Present situation in energy terms
In Germany's energy supply system, it is necessary to make increasing use of the possibility to combine the generation of electricity with the use of the heat which is generally produced at the same time (cogeneration of heat and power) in order to reduce primary energy consumption as stipulated in the Energy Concept. The high levels of electrical efficiency and the high CHP coefficients argue in favour of using fuel cells rather than other technologies. The fuel cell has been under development for many years in Germany, both for the distributed generation of power and heat and as a source of power for vehicles in mobile applications. In comparison with thermal processes, the fuel cell is characterised by a generally higher efficiency rating. One particular advantage is the fact that efficiency remains high both at partial load and in small units.
Stationary fuel cells are mainly used for the cogeneration of heat (and cooling) and power, and are now undergoing field tests as home energy units with a capacity of approx. 1 kWel and for industrial applications in a class of several hundred kW. A broad range of primary energy sources (natural gas, biogas, sewage gas, etc.) are being used as fuel. In reverse operation, the cell forms the heart of an electrolyser which runs on electricity and generates hydrogen. If the electricity is generated from renewable sources, the hydrogen that is produced is regarded as “green hydrogen”, and its use is carbon-free throughout the energy chain. In vehicle-based mobile applications, the electrical drive is supplied with electricity by a fuel cell with hydrogen as a secondary energy source. Here, the fuel cell drive offers the advantage of reducing the high dependency of mobility on oil, since hydrogen can be obtained from a large number of primary energy sources.
Hydrogen can play a special role as a source of energy in the context of sector coupling. It can be used in centralised and distributed electricity generation, in vehicles, in the manufacture of alternative fuels and gases, in long-term storage installations and as a feedstock for industrial (and especially chemical) processes. Where hydrogen is produced on a regenerative basis (e.g. from renewables-based electricity in electrolysers), the greenhouse gas emissions are zero or very low. In view of the high potential for exports, the Federal Government aims to boost Germany as a centre for hydrogen production technologies and to build on the technological leadership. The cost of renewable hydrogen is still high at present, but the intention is that funding for research and innovation will cut this significantly.

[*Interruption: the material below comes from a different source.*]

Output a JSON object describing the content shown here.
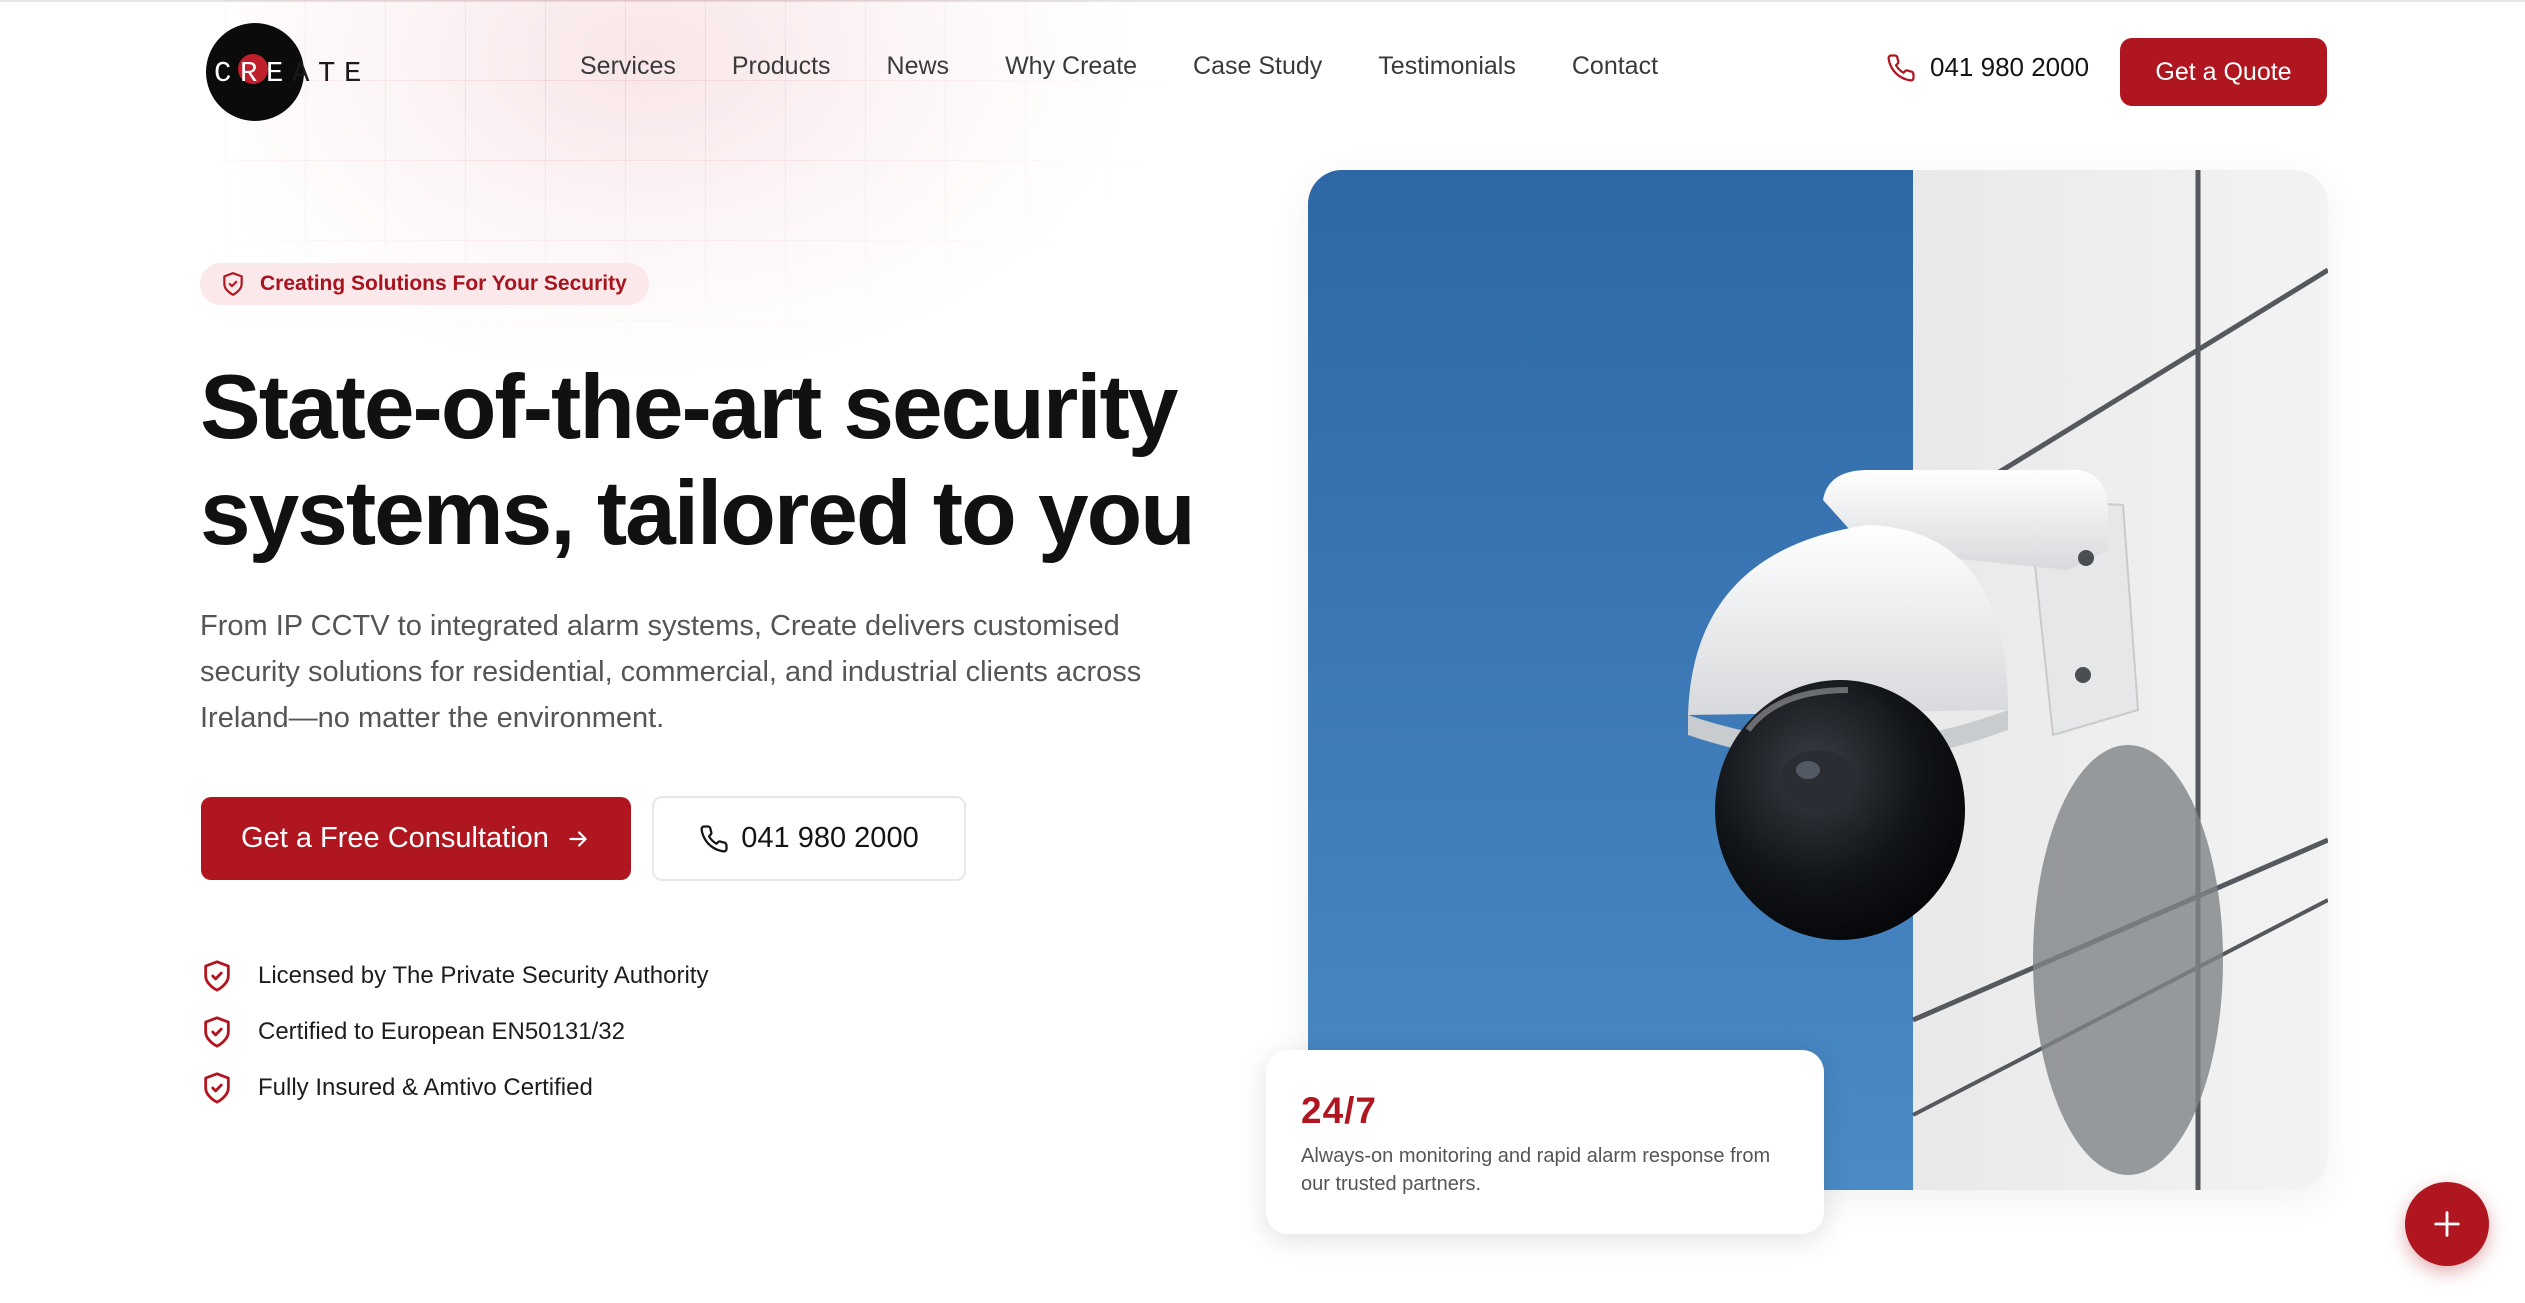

The measures funded in the past have enabled German research establishments and industrial companies to attain a leading international position in fuel cell and hydrogen technology. If we are to maintain and build on this position, further intensive research and development will be required in the future.
Technology development and the funding structure
The funding from the Federal Ministry for Economic Affairs and Energy for research and development in the field of fuel cell and hydrogen technologies is tied into the “National Hydrogen and Fuel Cell Technology Innovation Programme” (NIP), which was launched in 2006. The programme is being continued as the government’s NIP2 programme in the 2016-2025 period. The Federal Government’s NIP2 programme builds on the maturity of technology and market availability attained in the first generation of equipment. In view of the forthcoming market launch phase, the aim is to ensure that the national activities of science, industry and government continue to take place under a common programmatic umbrella. The intention is to continue developing the innovations in hydrogen and fuel cell technologies which are not yet ready for market, to build up the appropriate infrastructure and to use appropriate instruments and measures to support the placing on the market of technologies which are on the cusp of a market launch.
The Economic Affairs Ministry supports these goals not least via the Energy Research Programme, funding research and development as a basis for future applications in the fields of transport, hydrogen production, residential energy supply, sector coupling, industrial applications, special markets for fuel cells, and horizontal issues. Sector coupling and hydrogen technologies are also an important focus of the “regulatory sandboxes for the energy transition”, a new funding pillar in the Federal Government’s Energy Research Programme; these help to prepare innovative energy technologies for the market and address challenges in the transformation of the energy supply. The “regulatory sandboxes for the energy transition” are a format which merges innovative, industrial, climate-related and energy policy dimensions at the point where the challenges of the energy transition touch on the pressing climate issues: specifically the decarbonisation of the heat market, transport and industrial processes.